How to help someone
How to help someone with an eating disorder if you a friend, family member or partner
If you are a friend, family member or partner of a man with an eating disorder it can be difficult to approach them if you know they have a problem but they are not willing to acknowledge or accept it. However, as helpless as you might feel, there are many things you can do to support them.
People with eating disorders tend to isolate themselves and are secretive in their nature. This can make it difficult for you to help them and may reject any offers of help.
So what can you do? The first thing to do is just be there. If you can listen and be non-judgemental he will learn to trust you and the support you are giving. By being there – it will give them the encouragement and support they need.

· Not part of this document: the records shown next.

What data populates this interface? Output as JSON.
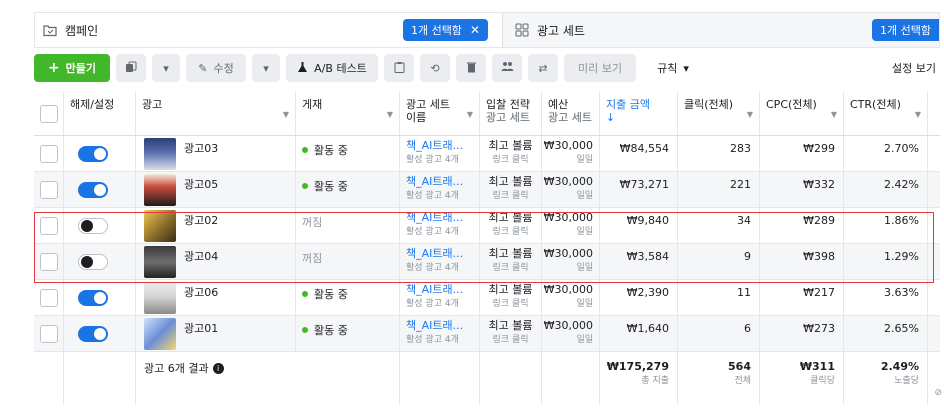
{
  "tabs": {
    "campaign_label": "캠페인",
    "adset_label": "광고 세트",
    "selected_pill": "1개 선택함",
    "adset_pill": "1개 선택함"
  },
  "toolbar": {
    "create_label": "만들기",
    "edit_label": "수정",
    "ab_test_label": "A/B 테스트",
    "preview_label": "미리 보기",
    "rules_label": "규칙",
    "settings_label": "설정 보기"
  },
  "columns": {
    "toggle": "해제/설정",
    "name": "광고",
    "delivery": "게재",
    "adset_l1": "광고 세트",
    "adset_l2": "이름",
    "bid_l1": "입찰 전략",
    "bid_l2": "광고 세트",
    "budget_l1": "예산",
    "budget_l2": "광고 세트",
    "spend_l1": "지출 금액",
    "spend_arrow": "↓",
    "clicks": "클릭(전체)",
    "cpc": "CPC(전체)",
    "ctr": "CTR(전체)"
  },
  "rows": [
    {
      "on": true,
      "name": "광고03",
      "delivery": "활동 중",
      "adset": "책_AI트래...",
      "adset_sub": "활성 광고 4개",
      "bid": "최고 볼륨",
      "bid_sub": "링크 클릭",
      "budget": "₩30,000",
      "budget_sub": "일일",
      "spend": "₩84,554",
      "clicks": "283",
      "cpc": "₩299",
      "ctr": "2.70%"
    },
    {
      "on": true,
      "name": "광고05",
      "delivery": "활동 중",
      "adset": "책_AI트래...",
      "adset_sub": "활성 광고 4개",
      "bid": "최고 볼륨",
      "bid_sub": "링크 클릭",
      "budget": "₩30,000",
      "budget_sub": "일일",
      "spend": "₩73,271",
      "clicks": "221",
      "cpc": "₩332",
      "ctr": "2.42%"
    },
    {
      "on": false,
      "name": "광고02",
      "delivery": "꺼짐",
      "adset": "책_AI트래...",
      "adset_sub": "활성 광고 4개",
      "bid": "최고 볼륨",
      "bid_sub": "링크 클릭",
      "budget": "₩30,000",
      "budget_sub": "일일",
      "spend": "₩9,840",
      "clicks": "34",
      "cpc": "₩289",
      "ctr": "1.86%"
    },
    {
      "on": false,
      "name": "광고04",
      "delivery": "꺼짐",
      "adset": "책_AI트래...",
      "adset_sub": "활성 광고 4개",
      "bid": "최고 볼륨",
      "bid_sub": "링크 클릭",
      "budget": "₩30,000",
      "budget_sub": "일일",
      "spend": "₩3,584",
      "clicks": "9",
      "cpc": "₩398",
      "ctr": "1.29%"
    },
    {
      "on": true,
      "name": "광고06",
      "delivery": "활동 중",
      "adset": "책_AI트래...",
      "adset_sub": "활성 광고 4개",
      "bid": "최고 볼륨",
      "bid_sub": "링크 클릭",
      "budget": "₩30,000",
      "budget_sub": "일일",
      "spend": "₩2,390",
      "clicks": "11",
      "cpc": "₩217",
      "ctr": "3.63%"
    },
    {
      "on": true,
      "name": "광고01",
      "delivery": "활동 중",
      "adset": "책_AI트래...",
      "adset_sub": "활성 광고 4개",
      "bid": "최고 볼륨",
      "bid_sub": "링크 클릭",
      "budget": "₩30,000",
      "budget_sub": "일일",
      "spend": "₩1,640",
      "clicks": "6",
      "cpc": "₩273",
      "ctr": "2.65%"
    }
  ],
  "footer": {
    "label": "광고 6개 결과",
    "spend": "₩175,279",
    "spend_sub": "총 지출",
    "clicks": "564",
    "clicks_sub": "전체",
    "cpc": "₩311",
    "cpc_sub": "클릭당",
    "ctr": "2.49%",
    "ctr_sub": "노출당"
  },
  "colors": {
    "accent": "#1b74e4",
    "create": "#42b72a",
    "active_dot": "#42b72a",
    "highlight": "#e0393e"
  },
  "icons": [
    "campaign-folder-icon",
    "adset-grid-icon",
    "close-icon",
    "plus-icon",
    "duplicate-icon",
    "pencil-icon",
    "beaker-icon",
    "clipboard-icon",
    "undo-icon",
    "trash-icon",
    "people-icon",
    "share-icon",
    "chevron-down-icon",
    "info-icon"
  ]
}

Find out as much as you can about what they are going through. The eating disorder isn’t necessarily the problem, rather the underlying factors that are fuelling it. Are there pressures in his life that is making him stressed or anxious? It is likely there are a multitude of issues contributing to it. By identifying these problems it might make it a little easier for him to talk about his eating disorder rather than tackling it head on.
Once you’ve got an idea of what is happening, you can begin to understand mood swings, expressions of anger or times when he is feeling down or depressed.
You will need to get a sense of the very particular pressures that people with eating disorders experience and how they feel – especially around food and body image issues. Typically the pressures bring on feelings of low self-esteem, lack of self-worth and inadequacy. Its these sorts of feelings that fuel the destructive behaviours, the eating disorder is the coping mechanism to help deal with underlying trauma and distress. Breaking the cycle and letting go from their eating disorder can be one of the most difficult challenges. This is not something they can do on their own or with your support alone and only a professional can provide this kind of intensive support.
What you can do is help them to feel valued by involving them in social activities, whether it be with family or friends. If you are a partner of a man with eating disorder try and spend more time together so he feels less on his own and able to talk to you about how he is feeling. Even if he is not so keen it may be helping him just to be asked.
Try not to give advice or criticism as, but give it time and listen. You don’t have to know the answers and their will be times when you don’t know what to say. Remember being there is the key. This is especially the case when things are hard to cope with, particularly when it may feel like your support is being rejected.